---------- DATA FOR ANALYSIS ----------
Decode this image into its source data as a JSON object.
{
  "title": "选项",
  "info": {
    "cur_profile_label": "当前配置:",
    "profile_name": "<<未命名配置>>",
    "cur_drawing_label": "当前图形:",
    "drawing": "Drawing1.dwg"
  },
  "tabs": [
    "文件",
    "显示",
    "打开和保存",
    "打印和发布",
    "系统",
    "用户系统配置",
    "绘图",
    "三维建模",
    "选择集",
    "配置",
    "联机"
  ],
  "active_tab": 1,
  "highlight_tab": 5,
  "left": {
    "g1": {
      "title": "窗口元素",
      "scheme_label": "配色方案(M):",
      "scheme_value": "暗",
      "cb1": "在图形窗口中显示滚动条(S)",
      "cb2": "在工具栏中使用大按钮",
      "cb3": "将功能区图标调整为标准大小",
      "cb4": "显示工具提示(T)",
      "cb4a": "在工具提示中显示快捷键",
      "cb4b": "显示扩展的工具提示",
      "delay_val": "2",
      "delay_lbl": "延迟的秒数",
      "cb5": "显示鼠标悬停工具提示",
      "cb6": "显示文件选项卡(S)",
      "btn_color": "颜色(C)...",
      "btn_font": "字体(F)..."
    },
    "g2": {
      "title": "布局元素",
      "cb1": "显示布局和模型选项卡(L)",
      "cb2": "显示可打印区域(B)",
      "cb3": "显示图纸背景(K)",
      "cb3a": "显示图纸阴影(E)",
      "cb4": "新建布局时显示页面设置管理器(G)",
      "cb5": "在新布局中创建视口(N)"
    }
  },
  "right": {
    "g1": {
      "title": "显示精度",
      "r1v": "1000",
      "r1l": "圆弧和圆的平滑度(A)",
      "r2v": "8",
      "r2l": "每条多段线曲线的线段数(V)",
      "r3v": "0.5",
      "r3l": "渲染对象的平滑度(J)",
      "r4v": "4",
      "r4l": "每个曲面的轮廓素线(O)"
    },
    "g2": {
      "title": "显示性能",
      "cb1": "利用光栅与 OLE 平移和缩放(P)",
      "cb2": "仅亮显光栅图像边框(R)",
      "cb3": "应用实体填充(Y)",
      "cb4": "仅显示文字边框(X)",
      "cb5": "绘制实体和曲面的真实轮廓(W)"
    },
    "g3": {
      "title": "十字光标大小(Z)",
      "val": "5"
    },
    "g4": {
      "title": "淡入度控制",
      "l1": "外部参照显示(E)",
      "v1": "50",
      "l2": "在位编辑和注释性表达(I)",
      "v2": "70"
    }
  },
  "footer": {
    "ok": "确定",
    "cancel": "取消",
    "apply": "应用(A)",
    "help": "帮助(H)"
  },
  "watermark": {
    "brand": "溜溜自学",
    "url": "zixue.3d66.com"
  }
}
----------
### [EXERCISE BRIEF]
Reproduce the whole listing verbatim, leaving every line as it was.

### [RESPONSE TO THIS EXERCISE]
Decode this image into its source data as a JSON object.
{
  "title": "选项",
  "info": {
    "cur_profile_label": "当前配置:",
    "profile_name": "<<未命名配置>>",
    "cur_drawing_label": "当前图形:",
    "drawing": "Drawing1.dwg"
  },
  "tabs": [
    "文件",
    "显示",
    "打开和保存",
    "打印和发布",
    "系统",
    "用户系统配置",
    "绘图",
    "三维建模",
    "选择集",
    "配置",
    "联机"
  ],
  "active_tab": 1,
  "highlight_tab": 5,
  "left": {
    "g1": {
      "title": "窗口元素",
      "scheme_label": "配色方案(M):",
      "scheme_value": "暗",
      "cb1": "在图形窗口中显示滚动条(S)",
      "cb2": "在工具栏中使用大按钮",
      "cb3": "将功能区图标调整为标准大小",
      "cb4": "显示工具提示(T)",
      "cb4a": "在工具提示中显示快捷键",
      "cb4b": "显示扩展的工具提示",
      "delay_val": "2",
      "delay_lbl": "延迟的秒数",
      "cb5": "显示鼠标悬停工具提示",
      "cb6": "显示文件选项卡(S)",
      "btn_color": "颜色(C)...",
      "btn_font": "字体(F)..."
    },
    "g2": {
      "title": "布局元素",
      "cb1": "显示布局和模型选项卡(L)",
      "cb2": "显示可打印区域(B)",
      "cb3": "显示图纸背景(K)",
      "cb3a": "显示图纸阴影(E)",
      "cb4": "新建布局时显示页面设置管理器(G)",
      "cb5": "在新布局中创建视口(N)"
    }
  },
  "right": {
    "g1": {
      "title": "显示精度",
      "r1v": "1000",
      "r1l": "圆弧和圆的平滑度(A)",
      "r2v": "8",
      "r2l": "每条多段线曲线的线段数(V)",
      "r3v": "0.5",
      "r3l": "渲染对象的平滑度(J)",
      "r4v": "4",
      "r4l": "每个曲面的轮廓素线(O)"
    },
    "g2": {
      "title": "显示性能",
      "cb1": "利用光栅与 OLE 平移和缩放(P)",
      "cb2": "仅亮显光栅图像边框(R)",
      "cb3": "应用实体填充(Y)",
      "cb4": "仅显示文字边框(X)",
      "cb5": "绘制实体和曲面的真实轮廓(W)"
    },
    "g3": {
      "title": "十字光标大小(Z)",
      "val": "5"
    },
    "g4": {
      "title": "淡入度控制",
      "l1": "外部参照显示(E)",
      "v1": "50",
      "l2": "在位编辑和注释性表达(I)",
      "v2": "70"
    }
  },
  "footer": {
    "ok": "确定",
    "cancel": "取消",
    "apply": "应用(A)",
    "help": "帮助(H)"
  },
  "watermark": {
    "brand": "溜溜自学",
    "url": "zixue.3d66.com"
  }
}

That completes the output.